January 14, 2015
Idara Taleem-o-Aagahi is proud to be associated with some of the world’s leading educational campaigns, one of which happens to be the Annual Status of Education Report (ASER). This is the nation’s grandest citizen-based, household oriented survey which revolves around collecting and presenting authentic data regarding the educational landscape of Pakistan, annually. But quantitative data is nothing without qualitative analysis, and more importantly specific and need-based calls for action. It ultimately comes down to what we do with the numbers if we are to create better stories for this country. The ‘Policy Dialogue – Political Economy of Learning and Right to Education’ was a commemoration of the aims and resolutions that ASER has helped us produce.
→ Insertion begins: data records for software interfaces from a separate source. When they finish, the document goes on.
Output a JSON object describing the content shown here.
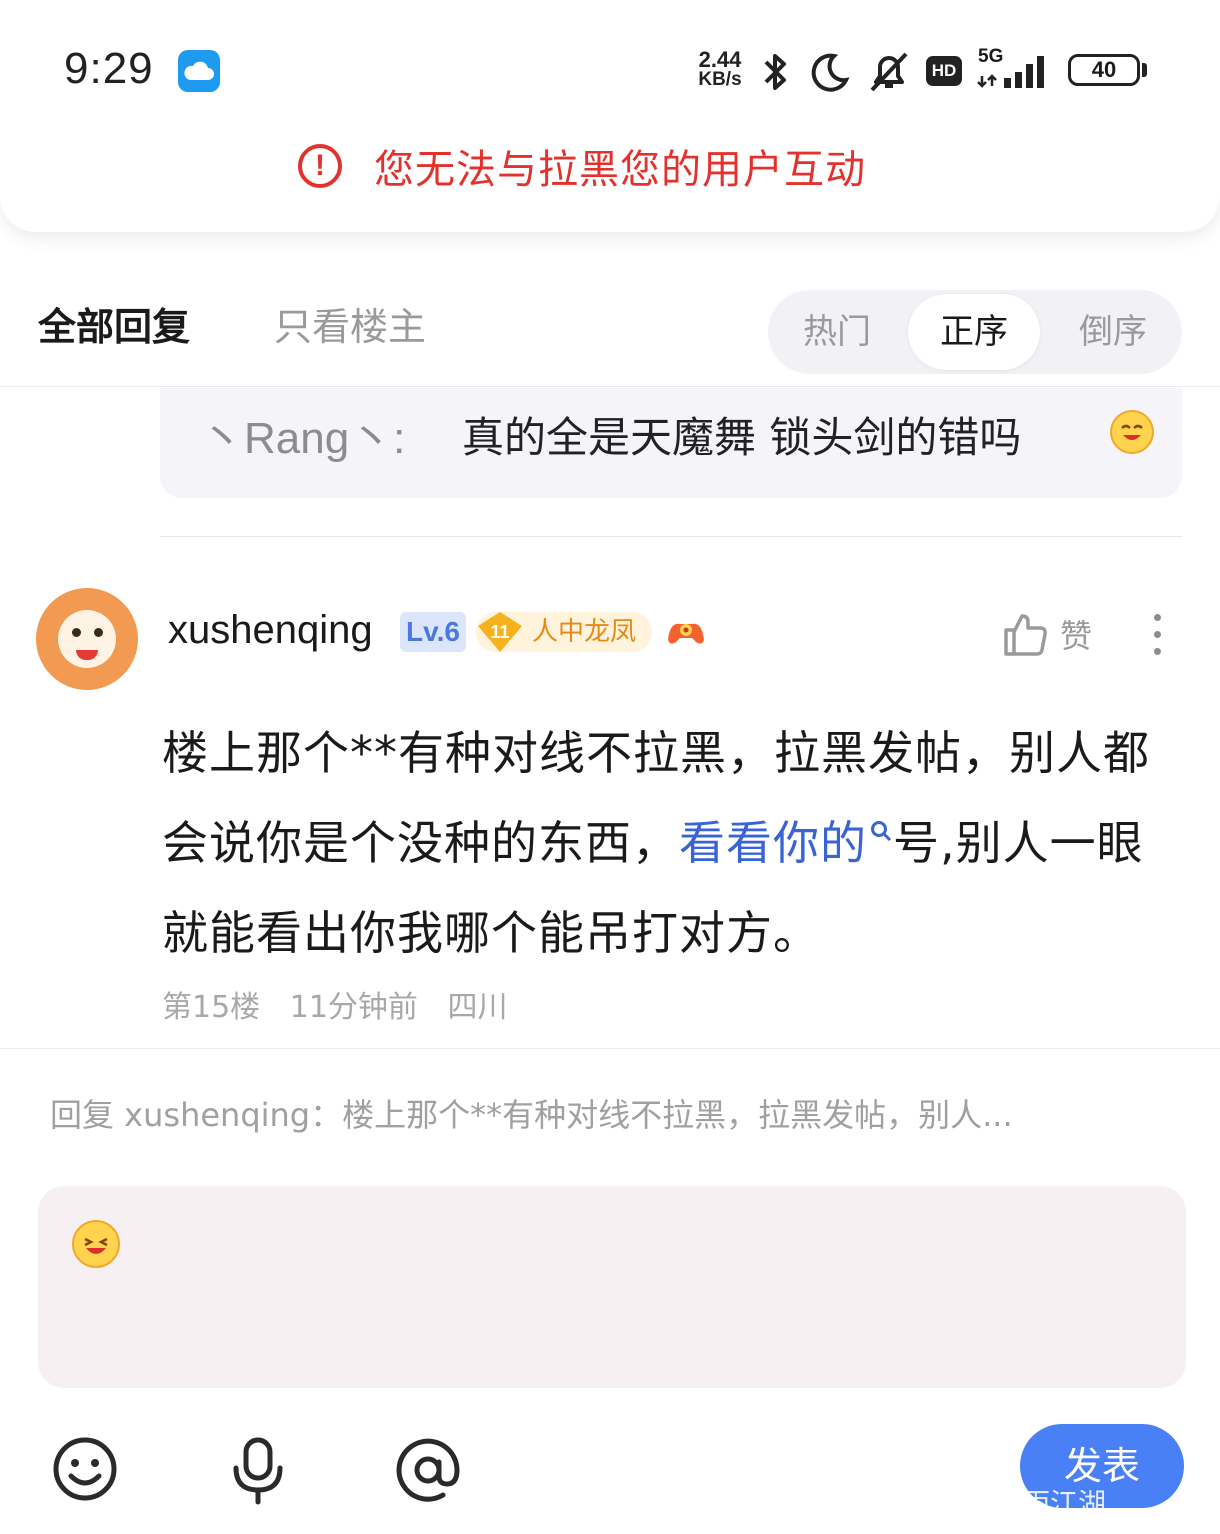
{
  "status_bar": {
    "time": "9:29",
    "net_speed_value": "2.44",
    "net_speed_unit": "KB/s",
    "hd_label": "HD",
    "network_type": "5G",
    "battery": "40"
  },
  "toast": {
    "icon": "!",
    "message": "您无法与拉黑您的用户互动"
  },
  "tabs": {
    "all_replies": "全部回复",
    "only_op": "只看楼主",
    "sort_options": [
      "热门",
      "正序",
      "倒序"
    ],
    "selected_sort": "正序"
  },
  "quote": {
    "author": "丶Rang丶:",
    "text": "真的全是天魔舞 锁头剑的错吗"
  },
  "post": {
    "username": "xushenqing",
    "level": "Lv.6",
    "honor_level": "11",
    "honor_title": "人中龙凤",
    "like_label": "赞",
    "body_before_link": "楼上那个**有种对线不拉黑，拉黑发帖，别人都会说你是个没种的东西，",
    "link_text": "看看你的",
    "body_after_link": "号,别人一眼就能看出你我哪个能吊打对方。",
    "floor": "第15楼",
    "time_ago": "11分钟前",
    "location": "四川"
  },
  "composer": {
    "reply_hint": "回复 xushenqing：楼上那个**有种对线不拉黑，拉黑发帖，别人...",
    "send_label": "发表",
    "watermark": "@烟雨江湖"
  },
  "colors": {
    "error": "#e3312d",
    "link": "#3a63d6",
    "send_button": "#4a80f5",
    "level_badge": "#4a78e0",
    "honor": "#e58a16"
  },
  "icons": [
    "cloud-icon",
    "bluetooth-icon",
    "moon-icon",
    "bell-off-icon",
    "signal-icon",
    "battery-icon",
    "warning-icon",
    "thumbs-up-icon",
    "more-vertical-icon",
    "search-icon",
    "emoji-icon",
    "mic-icon",
    "at-icon",
    "game-icon"
  ]
}
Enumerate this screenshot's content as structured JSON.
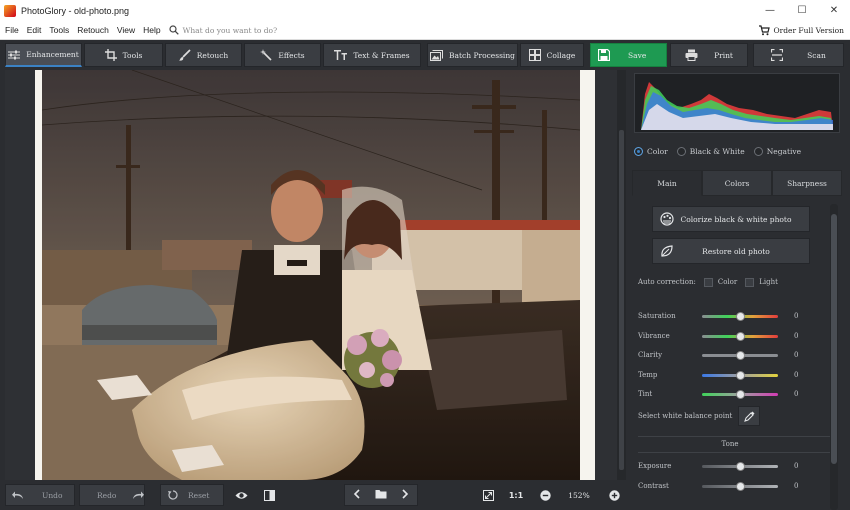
{
  "window": {
    "title": "PhotoGlory - old-photo.png",
    "controls": {
      "minimize": "—",
      "maximize": "☐",
      "close": "✕"
    }
  },
  "menu": {
    "items": [
      "File",
      "Edit",
      "Tools",
      "Retouch",
      "View",
      "Help"
    ],
    "search_placeholder": "What do you want to do?",
    "order": "Order Full Version"
  },
  "toolbar": {
    "enhancement": "Enhancement",
    "tools": "Tools",
    "retouch": "Retouch",
    "effects": "Effects",
    "text_frames": "Text & Frames",
    "batch": "Batch Processing",
    "collage": "Collage",
    "save": "Save",
    "print": "Print",
    "scan": "Scan"
  },
  "bottom": {
    "undo": "Undo",
    "redo": "Redo",
    "reset": "Reset",
    "fit": "1:1",
    "zoom": "152%"
  },
  "panel": {
    "modes": [
      {
        "label": "Color",
        "selected": true
      },
      {
        "label": "Black & White",
        "selected": false
      },
      {
        "label": "Negative",
        "selected": false
      }
    ],
    "tabs": [
      {
        "label": "Main",
        "active": true
      },
      {
        "label": "Colors",
        "active": false
      },
      {
        "label": "Sharpness",
        "active": false
      }
    ],
    "colorize": "Colorize black & white photo",
    "restore": "Restore old photo",
    "auto_correction": "Auto correction:",
    "auto_color": "Color",
    "auto_light": "Light",
    "sliders": [
      {
        "label": "Saturation",
        "value": "0"
      },
      {
        "label": "Vibrance",
        "value": "0"
      },
      {
        "label": "Clarity",
        "value": "0"
      },
      {
        "label": "Temp",
        "value": "0"
      },
      {
        "label": "Tint",
        "value": "0"
      }
    ],
    "white_balance": "Select white balance point",
    "tone_title": "Tone",
    "tone_sliders": [
      {
        "label": "Exposure",
        "value": "0"
      },
      {
        "label": "Contrast",
        "value": "0"
      }
    ]
  },
  "colors": {
    "accent": "#3b82c4",
    "save": "#1e9a52"
  }
}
The dialogue housed the team that worked vigorously on the report under discussion, esteemed politicians and ministers, prolific education-based campaigners, and education youth ambassadors. This perfect amalgamation was meant to bring forth innovations and discuss the measures that can ensure the permanence of our tenacity in bringing children to schools. Founder Miss Baela Raza Jamil was the forefront of each session and drove the discussion in a relevant direction whilst stressing on the key points made as conversation went along.
The dialogue kicked off with highlighting the key findings of the report and sketching a graph of how far Pakistan has come since the last survey. Representatives from all provinces were invited to deliver their planned course of action for their specific political constituencies, and in doing so pledge allegiance to the cause of education. The first session was based on Baluchistan and we were joined by Mr Sardar Muhammad Raza Barrech and Mr Tayyab Lehri representing the Baluch government, Miss Sara Ruto from UWEZO, Dr Ambreen Arif from World Bank and Miss Nargis Sultana from Open Society Foundations. They talked about how Balochistan suffers from multi-grade teaching and massive teacher-student ratio imbalance. The need for large scale monetary investment and human resources became obvious as the conversation proceeded. And the Baluchi government expressed its zeal in trying to combat the current trends.
The second session leaned towards underscoring the findings of Sindh. Our panelists included Miss Sadiqa Salahuddin from Indus Resource Center, Dr Arif Alvi MNA-PTI (Karachi), Miss Hannah May Wilson from UWEZO, and Mr Salman Hummayun from Institute of Social & Policy Sciences. The major finding was that of unsatisfactory learning levels. And it was agreed that fiscal funding and mere infrastructure is of no avail if the quality of education imparted is substandard. The homogenization of public and private schools was also an idea that was widely endorsed by the attendees. It was established that educational policies require staunch implementation to change things and re open ‘ghost’ schools all over Sindh. The panelists urged the Sindh government to back all stakeholders and improve all intertwining factors such as health conditions and poverty.
The third session centered on Khyber Pakhtunkhwa and was spearheaded by Dr Faisal Bari from Open Society Foundations, Miss Zehra Arshad from Pakistan Coalition of Education, Miss Saba Gul Khattak from Sustainable Development Policy Institute, and Mr Sanjay Kumar from Pratham. The importance of collective action and tangible investment was conferred about. Greater synchronization of plans became the major call for action as heterogeneous ideas were recognized as the sole reason behind lack of implementation.
The focal point of the final session happened to be the province of Punjab. And we were joined by Dr Ahsan Iqbal MNA-PMLN, Mr Mosharraf Zaidi Campaign Director Alif Ailaan, and Miss Pauline Rose from Cambridge University. Once again, the distribution of funds shone through as the biggest predicament in terms of effective educational policies. Furthermore gender disparity was shed light upon and it was concurred that there is a need for campaigns geared towards sending girls to school. The demerits of doling out teaching jobs as patronage were also recognized as a major obstacle for effective educational policies. Autonomous district education authority was proposed; incorporation of modern teaching systems and decentralization of educational bodies was also put forward among other suggestions.
Our Education Youth Ambassadors participated enthusiastically in all these discussions and contributed their personal experiences and expectations to the vortex of ideas. Their ardor towards finding solutions was nothing short of infectious and their suggestions were highly appreciated by all attendees. The Dialogue concluded with the eminent personalities signing the Up For School forms which are a joint venture on ITA’s and A World at School’s (AWAS) part to ensure equal and compulsory education for all Pakistanis aged five to sixteen years old. Moreover, the dialogue came to a close with a much clearer vision of how the ASER data will henceforth be utilized in each constituency and how policies that were previously in the pipelines will be realized.